[Dataset records]
++++++
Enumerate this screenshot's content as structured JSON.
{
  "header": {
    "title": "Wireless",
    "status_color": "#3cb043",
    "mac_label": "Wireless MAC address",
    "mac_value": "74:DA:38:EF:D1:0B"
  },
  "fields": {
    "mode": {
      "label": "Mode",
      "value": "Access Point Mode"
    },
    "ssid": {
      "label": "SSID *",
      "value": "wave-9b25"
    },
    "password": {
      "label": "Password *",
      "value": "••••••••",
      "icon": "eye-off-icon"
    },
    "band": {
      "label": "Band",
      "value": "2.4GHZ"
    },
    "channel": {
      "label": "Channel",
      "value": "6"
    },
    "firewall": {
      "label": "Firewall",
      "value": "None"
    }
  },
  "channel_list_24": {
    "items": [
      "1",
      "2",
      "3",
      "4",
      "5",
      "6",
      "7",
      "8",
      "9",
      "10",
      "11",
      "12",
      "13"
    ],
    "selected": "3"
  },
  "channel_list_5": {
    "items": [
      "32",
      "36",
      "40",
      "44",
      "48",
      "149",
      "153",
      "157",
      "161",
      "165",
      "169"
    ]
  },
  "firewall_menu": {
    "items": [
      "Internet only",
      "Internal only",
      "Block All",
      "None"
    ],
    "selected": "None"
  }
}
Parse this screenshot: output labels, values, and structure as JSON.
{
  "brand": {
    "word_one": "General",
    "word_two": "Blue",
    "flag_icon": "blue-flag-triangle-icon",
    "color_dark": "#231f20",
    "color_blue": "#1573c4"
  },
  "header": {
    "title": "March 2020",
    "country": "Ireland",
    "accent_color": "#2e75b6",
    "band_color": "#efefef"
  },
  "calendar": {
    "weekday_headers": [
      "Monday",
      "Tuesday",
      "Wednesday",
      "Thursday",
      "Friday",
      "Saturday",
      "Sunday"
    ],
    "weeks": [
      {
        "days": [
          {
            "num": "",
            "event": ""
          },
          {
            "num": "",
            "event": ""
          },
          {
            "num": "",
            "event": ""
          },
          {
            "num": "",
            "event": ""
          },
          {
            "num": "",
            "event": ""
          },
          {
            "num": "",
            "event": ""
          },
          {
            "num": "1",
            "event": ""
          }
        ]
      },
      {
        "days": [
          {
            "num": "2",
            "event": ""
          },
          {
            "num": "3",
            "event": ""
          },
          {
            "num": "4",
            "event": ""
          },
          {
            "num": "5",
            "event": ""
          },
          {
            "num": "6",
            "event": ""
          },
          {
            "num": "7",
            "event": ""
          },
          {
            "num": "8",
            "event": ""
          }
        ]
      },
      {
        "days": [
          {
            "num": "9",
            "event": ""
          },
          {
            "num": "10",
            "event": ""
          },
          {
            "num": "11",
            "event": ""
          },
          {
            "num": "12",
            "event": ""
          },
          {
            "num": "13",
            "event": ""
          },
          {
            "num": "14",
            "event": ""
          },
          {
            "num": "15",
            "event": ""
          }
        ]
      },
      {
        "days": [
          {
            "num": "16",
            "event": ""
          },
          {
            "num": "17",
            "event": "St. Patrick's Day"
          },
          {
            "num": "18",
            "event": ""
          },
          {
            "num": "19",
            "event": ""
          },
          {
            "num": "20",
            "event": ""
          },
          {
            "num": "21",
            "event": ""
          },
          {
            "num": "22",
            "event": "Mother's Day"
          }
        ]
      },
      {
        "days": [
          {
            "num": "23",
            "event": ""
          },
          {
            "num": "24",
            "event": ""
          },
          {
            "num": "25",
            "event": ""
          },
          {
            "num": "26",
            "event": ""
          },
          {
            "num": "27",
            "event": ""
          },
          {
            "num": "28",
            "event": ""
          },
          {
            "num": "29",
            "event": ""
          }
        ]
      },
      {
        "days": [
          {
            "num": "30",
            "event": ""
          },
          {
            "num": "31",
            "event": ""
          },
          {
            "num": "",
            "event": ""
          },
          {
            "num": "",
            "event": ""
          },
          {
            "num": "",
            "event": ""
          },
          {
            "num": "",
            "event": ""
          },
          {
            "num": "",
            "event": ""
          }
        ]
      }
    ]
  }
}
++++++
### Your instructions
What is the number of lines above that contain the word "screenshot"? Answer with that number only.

### Exercise solution
2